**WORK ORDER**
Nothing but an exact copy of the data should be output.

Start of Block

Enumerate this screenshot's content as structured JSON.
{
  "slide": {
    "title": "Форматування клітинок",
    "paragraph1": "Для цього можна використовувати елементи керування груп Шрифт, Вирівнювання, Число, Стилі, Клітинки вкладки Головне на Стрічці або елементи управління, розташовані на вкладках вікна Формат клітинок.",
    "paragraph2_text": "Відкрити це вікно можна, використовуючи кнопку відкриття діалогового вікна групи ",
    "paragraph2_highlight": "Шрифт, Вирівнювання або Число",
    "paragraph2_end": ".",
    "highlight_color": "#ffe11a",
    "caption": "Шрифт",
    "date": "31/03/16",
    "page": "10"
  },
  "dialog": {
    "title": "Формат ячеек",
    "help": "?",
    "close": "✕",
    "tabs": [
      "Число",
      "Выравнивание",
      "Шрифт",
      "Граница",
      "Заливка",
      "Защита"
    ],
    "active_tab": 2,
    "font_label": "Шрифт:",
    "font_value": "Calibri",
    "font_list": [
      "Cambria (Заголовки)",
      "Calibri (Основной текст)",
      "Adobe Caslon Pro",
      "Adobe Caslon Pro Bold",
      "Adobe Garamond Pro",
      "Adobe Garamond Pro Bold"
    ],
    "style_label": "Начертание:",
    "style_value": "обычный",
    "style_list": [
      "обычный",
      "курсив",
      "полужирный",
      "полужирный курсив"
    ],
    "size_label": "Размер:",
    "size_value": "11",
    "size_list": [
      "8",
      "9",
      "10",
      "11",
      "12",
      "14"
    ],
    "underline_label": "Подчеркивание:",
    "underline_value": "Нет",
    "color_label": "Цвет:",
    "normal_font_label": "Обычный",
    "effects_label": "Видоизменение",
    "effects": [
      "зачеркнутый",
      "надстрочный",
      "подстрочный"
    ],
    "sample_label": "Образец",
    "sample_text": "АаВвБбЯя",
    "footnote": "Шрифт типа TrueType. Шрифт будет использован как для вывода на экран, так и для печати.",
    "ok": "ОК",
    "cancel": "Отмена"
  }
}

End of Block

**EXPECTED ANSWER**
Enumerate this screenshot's content as structured JSON.
{
  "slide": {
    "title": "Форматування клітинок",
    "paragraph1": "Для цього можна використовувати елементи керування груп Шрифт, Вирівнювання, Число, Стилі, Клітинки вкладки Головне на Стрічці або елементи управління, розташовані на вкладках вікна Формат клітинок.",
    "paragraph2_text": "Відкрити це вікно можна, використовуючи кнопку відкриття діалогового вікна групи ",
    "paragraph2_highlight": "Шрифт, Вирівнювання або Число",
    "paragraph2_end": ".",
    "highlight_color": "#ffe11a",
    "caption": "Шрифт",
    "date": "31/03/16",
    "page": "10"
  },
  "dialog": {
    "title": "Формат ячеек",
    "help": "?",
    "close": "✕",
    "tabs": [
      "Число",
      "Выравнивание",
      "Шрифт",
      "Граница",
      "Заливка",
      "Защита"
    ],
    "active_tab": 2,
    "font_label": "Шрифт:",
    "font_value": "Calibri",
    "font_list": [
      "Cambria (Заголовки)",
      "Calibri (Основной текст)",
      "Adobe Caslon Pro",
      "Adobe Caslon Pro Bold",
      "Adobe Garamond Pro",
      "Adobe Garamond Pro Bold"
    ],
    "style_label": "Начертание:",
    "style_value": "обычный",
    "style_list": [
      "обычный",
      "курсив",
      "полужирный",
      "полужирный курсив"
    ],
    "size_label": "Размер:",
    "size_value": "11",
    "size_list": [
      "8",
      "9",
      "10",
      "11",
      "12",
      "14"
    ],
    "underline_label": "Подчеркивание:",
    "underline_value": "Нет",
    "color_label": "Цвет:",
    "normal_font_label": "Обычный",
    "effects_label": "Видоизменение",
    "effects": [
      "зачеркнутый",
      "надстрочный",
      "подстрочный"
    ],
    "sample_label": "Образец",
    "sample_text": "АаВвБбЯя",
    "footnote": "Шрифт типа TrueType. Шрифт будет использован как для вывода на экран, так и для печати.",
    "ok": "ОК",
    "cancel": "Отмена"
  }
}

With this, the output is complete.